Posted on: 01.02.2023.

Author: ssvetec

How to help a child adapt to kindergarten?

The departure of a child to a nursery or kindergarten represents an important event in the life of the whole family. Feelings like excitement and joy, but also concern and fear are quite common in this situation.

Childcare adjustment is a process in which the child adapts to a new space, to new people like teachers and other children, and to the rules that are followed in preschool. As a child goes through a major life change, changes in behavior, perception, and overall functioning are common. The average length of transition to kindergarten is about 15 days to a month. However, the length of the adjustment is individual and some children adjust easily to new circumstances, while others need more time. It can be said that the child adjusted to kindergarten when he established good communication and close socio-emotional relationships with educators.

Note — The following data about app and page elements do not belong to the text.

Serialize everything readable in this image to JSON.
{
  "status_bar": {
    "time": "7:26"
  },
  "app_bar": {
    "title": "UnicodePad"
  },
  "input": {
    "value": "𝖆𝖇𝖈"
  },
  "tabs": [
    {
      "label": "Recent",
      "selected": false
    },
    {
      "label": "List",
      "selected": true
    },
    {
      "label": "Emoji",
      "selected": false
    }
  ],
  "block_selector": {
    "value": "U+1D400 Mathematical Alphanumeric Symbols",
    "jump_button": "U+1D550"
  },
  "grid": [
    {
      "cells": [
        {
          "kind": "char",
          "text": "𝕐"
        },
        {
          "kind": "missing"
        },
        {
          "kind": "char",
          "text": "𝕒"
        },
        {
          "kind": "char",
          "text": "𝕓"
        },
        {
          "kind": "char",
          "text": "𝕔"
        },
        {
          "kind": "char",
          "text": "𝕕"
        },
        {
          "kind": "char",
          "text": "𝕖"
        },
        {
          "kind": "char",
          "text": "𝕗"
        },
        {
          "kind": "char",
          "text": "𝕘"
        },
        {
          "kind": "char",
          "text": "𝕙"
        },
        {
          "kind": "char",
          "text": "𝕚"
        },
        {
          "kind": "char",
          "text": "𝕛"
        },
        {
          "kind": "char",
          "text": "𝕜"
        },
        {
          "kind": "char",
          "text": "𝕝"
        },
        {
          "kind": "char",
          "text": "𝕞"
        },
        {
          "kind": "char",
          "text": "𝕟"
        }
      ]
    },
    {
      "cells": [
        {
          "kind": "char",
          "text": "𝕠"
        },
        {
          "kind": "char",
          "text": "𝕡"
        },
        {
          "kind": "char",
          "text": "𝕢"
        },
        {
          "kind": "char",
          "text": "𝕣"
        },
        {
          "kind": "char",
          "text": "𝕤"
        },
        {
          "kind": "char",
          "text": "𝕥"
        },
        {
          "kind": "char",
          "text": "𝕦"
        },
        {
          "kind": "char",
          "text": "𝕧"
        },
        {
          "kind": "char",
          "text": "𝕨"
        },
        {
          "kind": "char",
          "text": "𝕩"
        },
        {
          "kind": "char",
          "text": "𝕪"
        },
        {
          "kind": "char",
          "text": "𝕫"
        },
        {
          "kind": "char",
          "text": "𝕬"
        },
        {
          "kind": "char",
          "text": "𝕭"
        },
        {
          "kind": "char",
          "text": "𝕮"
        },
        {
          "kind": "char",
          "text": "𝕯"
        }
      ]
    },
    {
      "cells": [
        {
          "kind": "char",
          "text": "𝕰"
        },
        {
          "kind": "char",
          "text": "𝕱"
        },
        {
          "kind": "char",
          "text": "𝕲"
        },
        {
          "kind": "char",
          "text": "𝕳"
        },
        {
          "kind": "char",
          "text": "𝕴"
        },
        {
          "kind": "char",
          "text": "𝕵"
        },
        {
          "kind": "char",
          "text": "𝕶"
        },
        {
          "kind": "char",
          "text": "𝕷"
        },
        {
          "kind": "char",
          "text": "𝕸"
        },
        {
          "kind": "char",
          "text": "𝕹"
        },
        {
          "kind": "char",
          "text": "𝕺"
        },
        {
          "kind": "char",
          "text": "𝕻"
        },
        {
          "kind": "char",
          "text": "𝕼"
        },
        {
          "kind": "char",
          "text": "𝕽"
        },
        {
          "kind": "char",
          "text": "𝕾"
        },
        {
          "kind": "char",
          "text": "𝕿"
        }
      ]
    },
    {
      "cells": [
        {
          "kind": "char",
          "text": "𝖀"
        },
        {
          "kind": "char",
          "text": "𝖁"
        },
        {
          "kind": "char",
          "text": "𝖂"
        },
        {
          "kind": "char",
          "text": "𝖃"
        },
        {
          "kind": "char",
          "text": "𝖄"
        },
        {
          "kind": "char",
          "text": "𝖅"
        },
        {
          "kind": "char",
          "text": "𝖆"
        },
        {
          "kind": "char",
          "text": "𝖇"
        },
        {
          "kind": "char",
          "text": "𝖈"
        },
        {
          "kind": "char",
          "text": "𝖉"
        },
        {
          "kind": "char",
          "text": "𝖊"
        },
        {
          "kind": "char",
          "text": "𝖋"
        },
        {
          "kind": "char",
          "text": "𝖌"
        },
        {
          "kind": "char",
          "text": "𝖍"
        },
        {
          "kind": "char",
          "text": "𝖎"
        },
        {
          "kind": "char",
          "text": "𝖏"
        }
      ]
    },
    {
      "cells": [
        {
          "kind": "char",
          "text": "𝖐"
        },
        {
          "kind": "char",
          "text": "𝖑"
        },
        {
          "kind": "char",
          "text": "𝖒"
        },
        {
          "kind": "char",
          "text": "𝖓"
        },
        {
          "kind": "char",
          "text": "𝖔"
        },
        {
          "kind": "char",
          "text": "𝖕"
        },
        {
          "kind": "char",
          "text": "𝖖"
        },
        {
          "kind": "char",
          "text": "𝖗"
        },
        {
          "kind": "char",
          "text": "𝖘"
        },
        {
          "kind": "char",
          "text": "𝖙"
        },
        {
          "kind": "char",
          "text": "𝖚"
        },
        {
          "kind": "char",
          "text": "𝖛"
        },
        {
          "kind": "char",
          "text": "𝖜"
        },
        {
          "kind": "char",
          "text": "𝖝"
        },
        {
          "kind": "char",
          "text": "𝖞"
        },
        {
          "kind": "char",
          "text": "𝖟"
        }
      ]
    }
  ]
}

Some of the potential changes in the child during the adjustment process are changes in normal eating and sleeping habits, where the child may refuse to eat or sleep. Then the child may experience regression in behavior, i.e. a return to the previous stage of development that he has passed. This may include pulling, crying, urinating again in diapers, crawling, in search of a pacifier, etc. All these changes are normal and are not a reason for parents to worry. However, even after a long period, say three to four months, the child still shows difficulties in adaptation it is important to consult a professional person and preschool teachers.


The moment of adaptation depends on the age of the child, the development stage they are in, previous experiences of separation from the caregiver, the child's characteristics, and any stressful events they may have experienced in their life. Parental responses to separation also play a significant role. If the parent has a positive attitude towards kindergarten and the child develops a safe attachment and adequate coping mechanisms with stress, this will greatly facilitate the child's adjustment.

Before the child begins kindergarten, it is recommended that the child gradually get used to the separation of parents. For instance, parents may leave the child with their grandparents or other people known to the child for a short period, which will allow the child to live through the separation, and therefore to gain confidence in the absence of parents. It is also important to allow the child to develop social skills through socialization with peers so that it is easier for him or her to adjust to other kids and make friends at kindergarten. Children should be encouraged to share things and toys, cooperate in play and be patient waiting for their turn. It is advisable to work with children on autonomy according to their age. It is important to give a child an opportunity to practice eating with a spoon, drinking in a glass or dressing alone, donning shoes, washing hands, and cleaning toys.


Furthermore, before going to kindergarten, it is necessary to talk with the child about what they will do there, whom they will meet and hang and the time they spend there. If you notice that the child is anxious and fearful of going to kindergarten, it is not advisable to say not to be afraid or cry. It is extremely important to accept the child's feelings and to show that you understand them so that the child can properly express his or her feelings. It's important to talk to your child about kindergarten as a positive experience, but it's also important that you don't make unrealistic, happy commitments in kindergarten and say they will make new friends immediately. It is preferable to stick to information on activities that can be expected in kindergarten, such as playing, eating, sleeping, and meeting new children.

At the start of kindergarten, it is important for parents to go through the adjustment period with the child, rather than, for example, grandparents. This means that parents should take their child to kindergarten, spend the first few days with them in a group for as long as and if necessary, and gradually increase the time the child spends in nursery school. While it is hard for most parents to leave their child at kindergarten, it is important not to show anxiety in front of them, so that the child does not think the situation is difficult and stressful, as then he will probably react in this way. When you leave the child, you should say goodbye in a joyous, short, and friendly mood.


Sometimes, after a rapid and successful adaptation, a child may develop a subsequent aversion to kindergarten, and then these are delayed coping difficulties. The child can expect kindergarten to be only temporary, and when they realize that they will be there for a long time after some time, they may be afraid. It is important to talk about it with the child, but also to ask for assistance from the teacher or the kindergarten professional service.

If separation from the child is a stress which is hard to manage for the parents, it is a good idea to ask for help from the closest people or to talk to a professional to facilitate the adjustment process for them and the child.

Written by: Marica Marasović, mag.psych., Center for Mental Health MBM PSY